En Passant lives up to its name for this is a brand made up of grapes that are “in passing” on their way to becoming organic. It both allows Domaine Gayda to increase the number of its vines that are organic whilst developing a successful brand at the same time.

The state of flux is also reflected in the styles of wine in the En Passant range that change vintage to vintage, with different labels and designs introduced every year that tell the story of that particular wine with a storyboard design. One year the blend might be Syrah and Grenache, the next Macabeo and Muscat.

Ford particularly likes this brand concept as it “reflects what we do as a winery”. Forever changing and adapting, buying and investing in new vines and putting them into organic conversion. It taps into its “creativity and inventiveness”.

It’s also inspired by The Passenger, the classic pop-rock anthem by Iggy Pop, with a “restless character” that is “expressed through a red and a white wine that are made from a different vineyard, terroir and grape variety every vintage”.


Style: Single varietal range including Syrah, Grenache, Viognier and Chardonnay.
Classification: Pays d’Oc
Price point: £9.99

The Collection range is Domaine Gayda’s single varietal range which is again looking to reflect and showcase the diversity of the region and how well certain varieties perform there. “We want the Collection wines to be a true representation of what Chardonnay, Viognier, Syrah and Grenache can do here,” says Ford who is looking forward to introducing a Pinot Noir to the range next year.

Ford admits it may have made a mistake with what he calls the “neutral” label and that It might do better with a more personality-driven design. “We can probably be a bit more risky, make it more memorable and have more of the Gayda philosophy,” he says. “But it’s a balancing act as it might put some people off. But then if no-one hates it, nobody will love it either. We want to create a bit of a love hate relationships with our labels.”

La Minuette
First introduced: 2017
Style: Mourvedre, Syrah, Grenache and Cinsault.
Classification: IGP Pays d’Oc
Price point: Around £11.99.

This blended rosé comes from the limestone terroir of the land Domaine Gayda owns in La Livinière that helps give it great freshness and notes of grapefruit. This is a serious, premium style of rosé that includes many of Domaine Gayda’s top classification grapes, including Mourvedre, Syrah, Grenache and Cinsault.

It also harks back to Ford’s days in Kenya running his flower business with the pale colour and floral bouquet sharing the same characteristics as the Minuette variety of rose planted in Kenya by Tim Ford back in 1982. Hence the name.

Villa Mon Rêve

First introduced: 2012
Style: Syrah dominant
Classification: AOP La Livinière

Price point: €48

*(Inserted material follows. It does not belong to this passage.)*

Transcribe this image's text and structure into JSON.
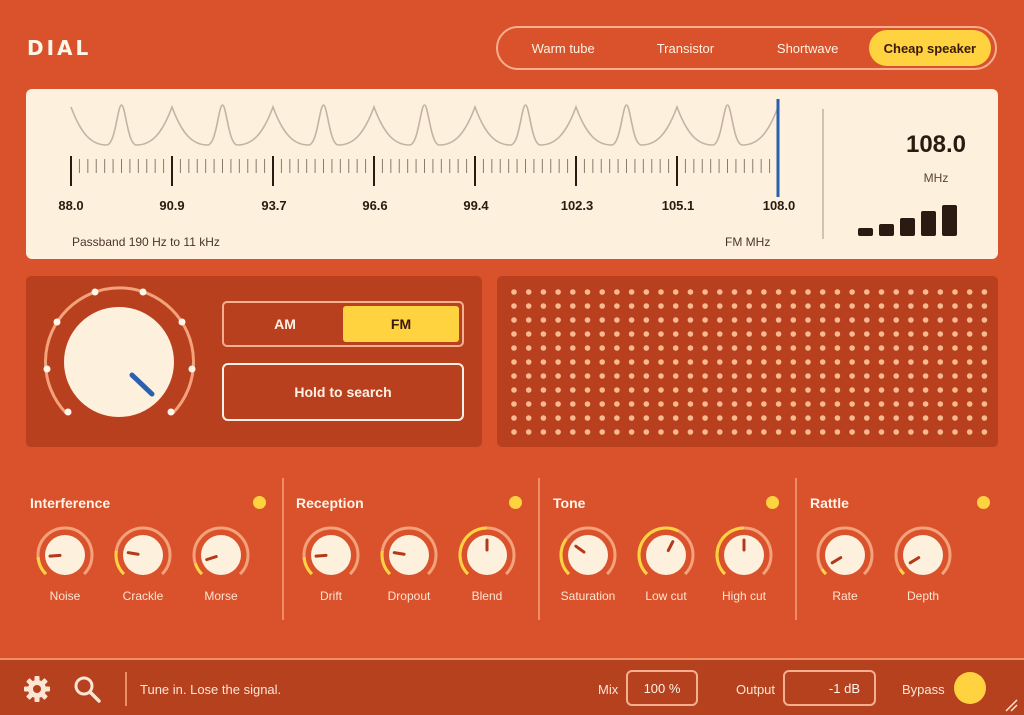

A brand with another great back story. The Villa Mon Rêve is the name of a little stone cottage situated on Domaine Gayda’s vineyards in La Livinière. The cottage was built by the previous owner for what he thought was his dying wife so that they could spend valuable last moments together in the heart of the vineyard. But thankfully his wife made a miraculous recovery and hence the cottage became knowns as the “Villa Mon Rêve” – the house of my dream.

Ford hopes they have done justice to such a lovely story by basing the wine on Syrah (10% Grenache) and have looked to create a wine with great intensity on the nose and palate. “It took us 10 years to find the right vineyards for this wine,” he says.

The wine is aged in large foudres and hopes to compete as a high end Syrah – it is usually only available on allocation. A wine that Jancis Robinson MW shows “Tim Ford’s team have a finger on the pulse…the epitome of Minervois brilliance: curving rich, dark and creamy fruit into exquisitely elegant arcs of flavour and structure.”

Whatever the brand, its overall approach and strategy to introducing new wines has served Domaine Gayda very well for almost the last 20 years.